(Web page and app entries)
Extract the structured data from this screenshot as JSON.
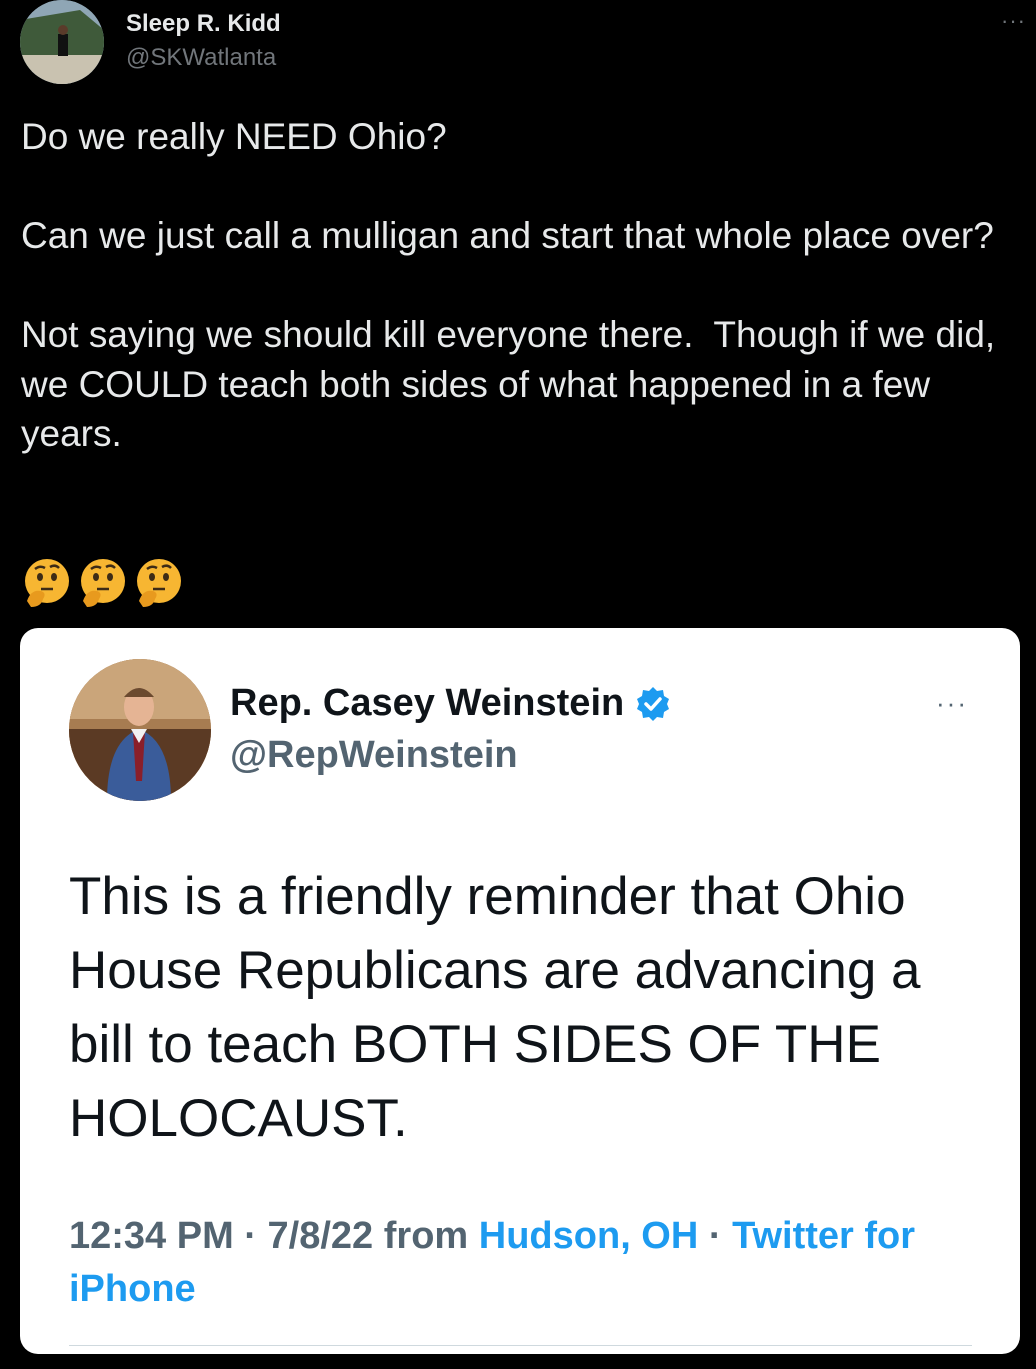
{
  "tweet": {
    "author_name": "Sleep R. Kidd",
    "author_handle": "@SKWatlanta",
    "more_label": "···",
    "text": "Do we really NEED Ohio?\n\nCan we just call a mulligan and start that whole place over?\n\nNot saying we should kill everyone there.  Though if we did, we COULD teach both sides of what happened in a few years.",
    "emojis": [
      "thinking-face-icon",
      "thinking-face-icon",
      "thinking-face-icon"
    ]
  },
  "quoted": {
    "author_name": "Rep. Casey Weinstein",
    "author_handle": "@RepWeinstein",
    "more_label": "···",
    "text": "This is a friendly reminder that Ohio House Republicans are advancing a bill to teach BOTH SIDES OF THE HOLOCAUST.",
    "time": "12:34 PM",
    "date": "7/8/22",
    "from_word": "from",
    "location": "Hudson, OH",
    "separator": " · ",
    "source": "Twitter for iPhone"
  },
  "colors": {
    "background": "#000000",
    "card": "#ffffff",
    "link": "#1d9bf0",
    "verified": "#1d9bf0"
  }
}
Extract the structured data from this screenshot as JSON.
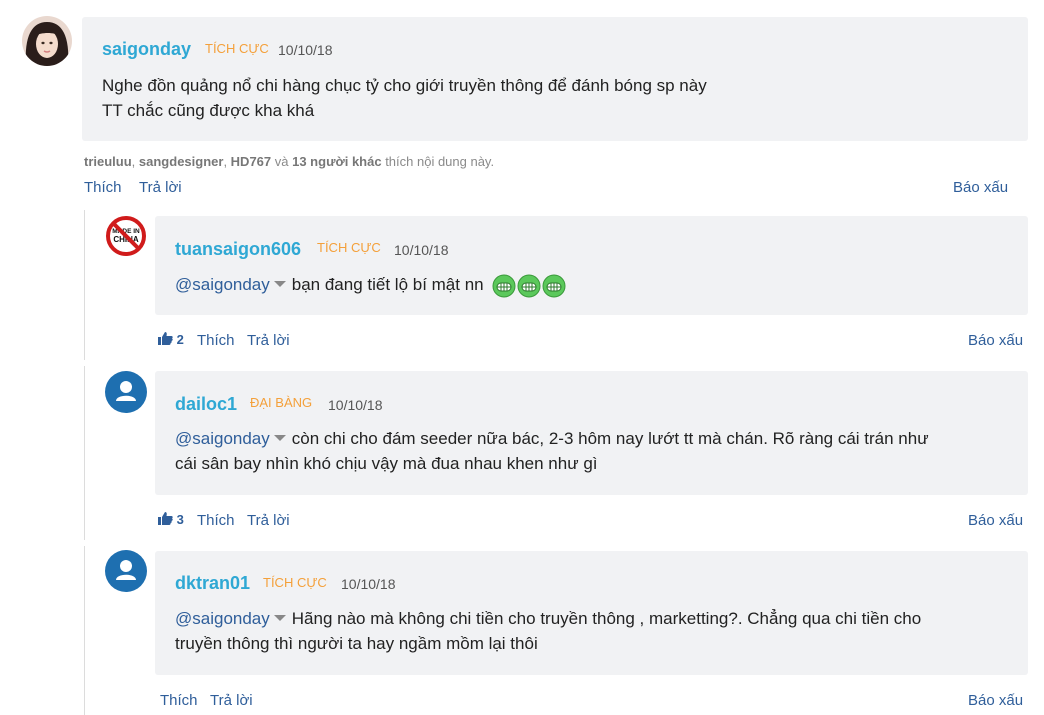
{
  "comments": {
    "main": {
      "username": "saigonday",
      "rank": "TÍCH CỰC",
      "date": "10/10/18",
      "line1": "Nghe đồn quảng nổ chi hàng chục tỷ cho giới truyền thông để đánh bóng sp này",
      "line2": "TT chắc cũng được kha khá",
      "likers": {
        "u1": "trieuluu",
        "sep1": ", ",
        "u2": "sangdesigner",
        "sep2": ", ",
        "u3": "HD767",
        "and": " và ",
        "others": "13 người khác",
        "suffix": " thích nội dung này."
      },
      "like_label": "Thích",
      "reply_label": "Trả lời",
      "report_label": "Báo xấu"
    },
    "reply1": {
      "username": "tuansaigon606",
      "rank": "TÍCH CỰC",
      "date": "10/10/18",
      "mention": "@saigonday",
      "text": "bạn đang tiết lộ bí mật nn",
      "like_count": "2",
      "like_label": "Thích",
      "reply_label": "Trả lời",
      "report_label": "Báo xấu",
      "avatar_text": "MADE IN CHINA"
    },
    "reply2": {
      "username": "dailoc1",
      "rank": "ĐẠI BÀNG",
      "date": "10/10/18",
      "mention": "@saigonday",
      "line1": "còn chi cho đám seeder nữa bác, 2-3 hôm nay lướt tt mà chán. Rõ ràng cái trán như",
      "line2": "cái sân bay nhìn khó chịu vậy mà đua nhau khen như gì",
      "like_count": "3",
      "like_label": "Thích",
      "reply_label": "Trả lời",
      "report_label": "Báo xấu"
    },
    "reply3": {
      "username": "dktran01",
      "rank": "TÍCH CỰC",
      "date": "10/10/18",
      "mention": "@saigonday",
      "line1": "Hãng nào mà không chi tiền cho truyền thông , marketting?. Chẳng qua chi tiền cho",
      "line2": "truyền thông thì người ta hay ngầm mồm lại thôi",
      "like_label": "Thích",
      "reply_label": "Trả lời",
      "report_label": "Báo xấu"
    }
  },
  "colors": {
    "username": "#2fa8d4",
    "rank": "#f4a03a",
    "link": "#2f5e9a",
    "bubble": "#f1f2f4",
    "avatar_default": "#1e6fb0"
  },
  "icons": {
    "like": "thumbs-up-icon",
    "mention_menu": "chevron-down-icon",
    "default_avatar": "user-icon",
    "emoji": "grinning-face-icon"
  }
}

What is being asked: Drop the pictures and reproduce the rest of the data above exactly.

Task result:
Extract the structured data from this screenshot as JSON.
{
  "tweet": {
    "author_name": "Sleep R. Kidd",
    "author_handle": "@SKWatlanta",
    "more_label": "···",
    "text": "Do we really NEED Ohio?\n\nCan we just call a mulligan and start that whole place over?\n\nNot saying we should kill everyone there.  Though if we did, we COULD teach both sides of what happened in a few years.",
    "emojis": [
      "thinking-face-icon",
      "thinking-face-icon",
      "thinking-face-icon"
    ]
  },
  "quoted": {
    "author_name": "Rep. Casey Weinstein",
    "author_handle": "@RepWeinstein",
    "more_label": "···",
    "text": "This is a friendly reminder that Ohio House Republicans are advancing a bill to teach BOTH SIDES OF THE HOLOCAUST.",
    "time": "12:34 PM",
    "date": "7/8/22",
    "from_word": "from",
    "location": "Hudson, OH",
    "separator": " · ",
    "source": "Twitter for iPhone"
  },
  "colors": {
    "background": "#000000",
    "card": "#ffffff",
    "link": "#1d9bf0",
    "verified": "#1d9bf0"
  }
}
Extract the structured data from this screenshot as JSON.
{
  "comments": {
    "main": {
      "username": "saigonday",
      "rank": "TÍCH CỰC",
      "date": "10/10/18",
      "line1": "Nghe đồn quảng nổ chi hàng chục tỷ cho giới truyền thông để đánh bóng sp này",
      "line2": "TT chắc cũng được kha khá",
      "likers": {
        "u1": "trieuluu",
        "sep1": ", ",
        "u2": "sangdesigner",
        "sep2": ", ",
        "u3": "HD767",
        "and": " và ",
        "others": "13 người khác",
        "suffix": " thích nội dung này."
      },
      "like_label": "Thích",
      "reply_label": "Trả lời",
      "report_label": "Báo xấu"
    },
    "reply1": {
      "username": "tuansaigon606",
      "rank": "TÍCH CỰC",
      "date": "10/10/18",
      "mention": "@saigonday",
      "text": "bạn đang tiết lộ bí mật nn",
      "like_count": "2",
      "like_label": "Thích",
      "reply_label": "Trả lời",
      "report_label": "Báo xấu",
      "avatar_text": "MADE IN CHINA"
    },
    "reply2": {
      "username": "dailoc1",
      "rank": "ĐẠI BÀNG",
      "date": "10/10/18",
      "mention": "@saigonday",
      "line1": "còn chi cho đám seeder nữa bác, 2-3 hôm nay lướt tt mà chán. Rõ ràng cái trán như",
      "line2": "cái sân bay nhìn khó chịu vậy mà đua nhau khen như gì",
      "like_count": "3",
      "like_label": "Thích",
      "reply_label": "Trả lời",
      "report_label": "Báo xấu"
    },
    "reply3": {
      "username": "dktran01",
      "rank": "TÍCH CỰC",
      "date": "10/10/18",
      "mention": "@saigonday",
      "line1": "Hãng nào mà không chi tiền cho truyền thông , marketting?. Chẳng qua chi tiền cho",
      "line2": "truyền thông thì người ta hay ngầm mồm lại thôi",
      "like_label": "Thích",
      "reply_label": "Trả lời",
      "report_label": "Báo xấu"
    }
  },
  "colors": {
    "username": "#2fa8d4",
    "rank": "#f4a03a",
    "link": "#2f5e9a",
    "bubble": "#f1f2f4",
    "avatar_default": "#1e6fb0"
  },
  "icons": {
    "like": "thumbs-up-icon",
    "mention_menu": "chevron-down-icon",
    "default_avatar": "user-icon",
    "emoji": "grinning-face-icon"
  }
}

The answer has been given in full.